Then, ill luck! As we fought another pack of slimy creatures, I miscast my spell of locking upon the sparring door, and all doors within my arcane senses flew open with a bang! Tossing myself out of the way, I only had a glimpse of burly fishmen before I managed to escape their line of sight without incident. We continued on. Ambushing another set of flimsy-looking guards, Jackknife’s magic bolt of lightning exploded one in a grisly manner before the others threw down their weapons in surrender. We took them into custody, heading down into jail cells, in which we found our past companions, the lizardmen of Yig. Something behooved us to have a talk with the fishmen we imprisoned in their own cells, and they told us a tale so absurd it could only have been true. The people of Saltmarsh, under the influence of the sahauguin — apparently these creatures we had been fighting were named kua’toa, and were enemies of the sahauguin — bred themselves with the kua’toa to create horrible half-creatures of ill intent. Contrary to what we had first thought, it was not these kua’toa who held sway over the Saltmarsh denizens, but their own leader Casp Averton and the Sahauguin! We freed the kua’toa under the notion we might parley with their leader. The lizardmen of Yig almost rebelled at this notion of peace with the kua’toa, but we explained to them the situation carefully and they agreed to a ceasefire… at least until the sahauguin were destroyed.

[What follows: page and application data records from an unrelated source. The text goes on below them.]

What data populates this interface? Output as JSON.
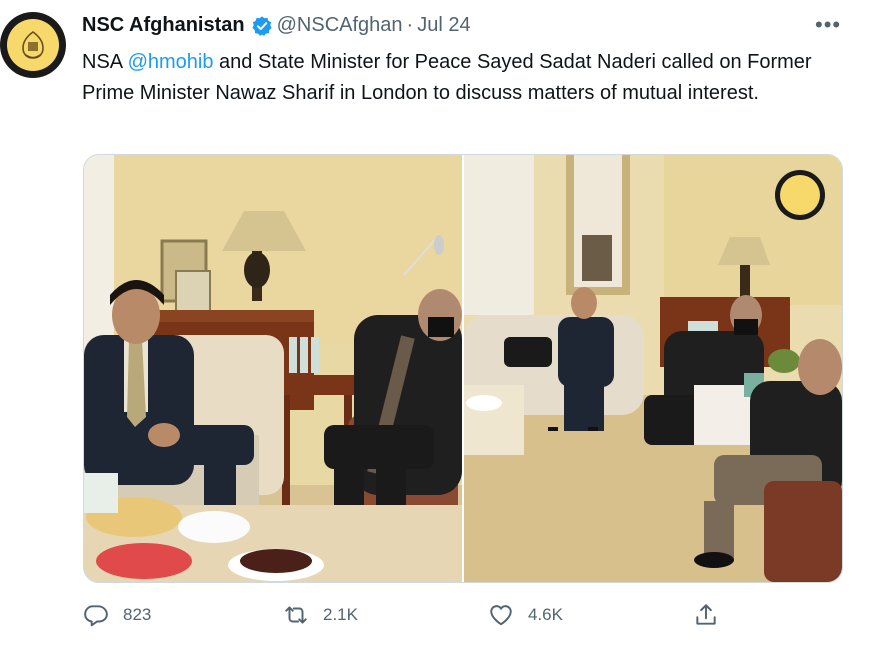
{
  "tweet": {
    "display_name": "NSC Afghanistan",
    "handle": "@NSCAfghan",
    "separator": "·",
    "date": "Jul 24",
    "more_label": "•••",
    "text_before": "NSA ",
    "mention": "@hmohib",
    "text_after": " and State Minister for Peace Sayed Sadat Naderi called on Former Prime Minister Nawaz Sharif in London to discuss matters of mutual interest."
  },
  "actions": {
    "reply_count": "823",
    "retweet_count": "2.1K",
    "like_count": "4.6K"
  },
  "colors": {
    "accent": "#1d9bf0",
    "secondary_text": "#536471",
    "verified_badge": "#1d9bf0"
  },
  "icons": [
    "emblem-avatar-icon",
    "verified-badge-icon",
    "more-icon",
    "reply-icon",
    "retweet-icon",
    "like-icon",
    "share-icon"
  ]
}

I cease this entry here, and will resume with the peace conference.



I'm sorry, but we no longer support this web browser. Please upgrade your browser or install Chrome or Firefox to enjoy the full functionality of this site.